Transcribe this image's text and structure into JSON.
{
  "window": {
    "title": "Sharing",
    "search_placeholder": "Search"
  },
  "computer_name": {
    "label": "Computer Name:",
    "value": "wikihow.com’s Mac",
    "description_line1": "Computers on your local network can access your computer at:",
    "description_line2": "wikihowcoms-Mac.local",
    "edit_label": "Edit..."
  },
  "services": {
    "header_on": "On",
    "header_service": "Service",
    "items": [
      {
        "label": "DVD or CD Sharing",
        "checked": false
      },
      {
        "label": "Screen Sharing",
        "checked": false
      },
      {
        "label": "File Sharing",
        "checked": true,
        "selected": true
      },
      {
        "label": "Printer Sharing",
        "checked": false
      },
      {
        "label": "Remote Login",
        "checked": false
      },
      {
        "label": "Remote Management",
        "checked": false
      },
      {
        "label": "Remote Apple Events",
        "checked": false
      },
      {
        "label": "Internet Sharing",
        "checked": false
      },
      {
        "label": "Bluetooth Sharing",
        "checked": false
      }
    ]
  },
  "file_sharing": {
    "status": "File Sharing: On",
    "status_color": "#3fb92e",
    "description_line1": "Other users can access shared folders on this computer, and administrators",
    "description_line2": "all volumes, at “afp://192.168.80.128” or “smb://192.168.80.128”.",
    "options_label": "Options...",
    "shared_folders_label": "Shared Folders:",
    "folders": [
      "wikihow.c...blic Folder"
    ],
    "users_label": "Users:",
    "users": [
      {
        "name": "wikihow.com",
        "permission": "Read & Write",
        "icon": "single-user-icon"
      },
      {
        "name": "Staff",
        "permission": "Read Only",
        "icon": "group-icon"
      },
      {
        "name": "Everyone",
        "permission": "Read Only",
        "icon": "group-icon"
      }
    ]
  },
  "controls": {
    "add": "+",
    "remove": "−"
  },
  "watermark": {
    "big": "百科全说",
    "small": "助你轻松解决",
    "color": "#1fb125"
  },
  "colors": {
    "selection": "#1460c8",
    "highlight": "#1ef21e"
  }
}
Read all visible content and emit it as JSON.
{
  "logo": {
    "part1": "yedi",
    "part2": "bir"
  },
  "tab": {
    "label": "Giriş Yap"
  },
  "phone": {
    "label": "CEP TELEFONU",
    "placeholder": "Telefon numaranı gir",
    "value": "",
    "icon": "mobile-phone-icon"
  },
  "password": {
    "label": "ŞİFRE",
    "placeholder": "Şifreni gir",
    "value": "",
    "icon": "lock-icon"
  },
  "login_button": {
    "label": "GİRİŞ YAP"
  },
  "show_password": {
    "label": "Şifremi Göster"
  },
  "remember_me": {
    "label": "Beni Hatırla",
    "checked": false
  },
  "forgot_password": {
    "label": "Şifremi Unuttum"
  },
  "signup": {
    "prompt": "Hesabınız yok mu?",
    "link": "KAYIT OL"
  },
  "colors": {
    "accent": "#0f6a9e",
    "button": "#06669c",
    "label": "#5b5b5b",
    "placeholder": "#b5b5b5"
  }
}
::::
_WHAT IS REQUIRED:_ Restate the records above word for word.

_ANSWER:_
Transcribe this image's text and structure into JSON.
{
  "window": {
    "title": "Sharing",
    "search_placeholder": "Search"
  },
  "computer_name": {
    "label": "Computer Name:",
    "value": "wikihow.com’s Mac",
    "description_line1": "Computers on your local network can access your computer at:",
    "description_line2": "wikihowcoms-Mac.local",
    "edit_label": "Edit..."
  },
  "services": {
    "header_on": "On",
    "header_service": "Service",
    "items": [
      {
        "label": "DVD or CD Sharing",
        "checked": false
      },
      {
        "label": "Screen Sharing",
        "checked": false
      },
      {
        "label": "File Sharing",
        "checked": true,
        "selected": true
      },
      {
        "label": "Printer Sharing",
        "checked": false
      },
      {
        "label": "Remote Login",
        "checked": false
      },
      {
        "label": "Remote Management",
        "checked": false
      },
      {
        "label": "Remote Apple Events",
        "checked": false
      },
      {
        "label": "Internet Sharing",
        "checked": false
      },
      {
        "label": "Bluetooth Sharing",
        "checked": false
      }
    ]
  },
  "file_sharing": {
    "status": "File Sharing: On",
    "status_color": "#3fb92e",
    "description_line1": "Other users can access shared folders on this computer, and administrators",
    "description_line2": "all volumes, at “afp://192.168.80.128” or “smb://192.168.80.128”.",
    "options_label": "Options...",
    "shared_folders_label": "Shared Folders:",
    "folders": [
      "wikihow.c...blic Folder"
    ],
    "users_label": "Users:",
    "users": [
      {
        "name": "wikihow.com",
        "permission": "Read & Write",
        "icon": "single-user-icon"
      },
      {
        "name": "Staff",
        "permission": "Read Only",
        "icon": "group-icon"
      },
      {
        "name": "Everyone",
        "permission": "Read Only",
        "icon": "group-icon"
      }
    ]
  },
  "controls": {
    "add": "+",
    "remove": "−"
  },
  "watermark": {
    "big": "百科全说",
    "small": "助你轻松解决",
    "color": "#1fb125"
  },
  "colors": {
    "selection": "#1460c8",
    "highlight": "#1ef21e"
  }
}
Read all visible content and emit it as JSON.
{
  "logo": {
    "part1": "yedi",
    "part2": "bir"
  },
  "tab": {
    "label": "Giriş Yap"
  },
  "phone": {
    "label": "CEP TELEFONU",
    "placeholder": "Telefon numaranı gir",
    "value": "",
    "icon": "mobile-phone-icon"
  },
  "password": {
    "label": "ŞİFRE",
    "placeholder": "Şifreni gir",
    "value": "",
    "icon": "lock-icon"
  },
  "login_button": {
    "label": "GİRİŞ YAP"
  },
  "show_password": {
    "label": "Şifremi Göster"
  },
  "remember_me": {
    "label": "Beni Hatırla",
    "checked": false
  },
  "forgot_password": {
    "label": "Şifremi Unuttum"
  },
  "signup": {
    "prompt": "Hesabınız yok mu?",
    "link": "KAYIT OL"
  },
  "colors": {
    "accent": "#0f6a9e",
    "button": "#06669c",
    "label": "#5b5b5b",
    "placeholder": "#b5b5b5"
  }
}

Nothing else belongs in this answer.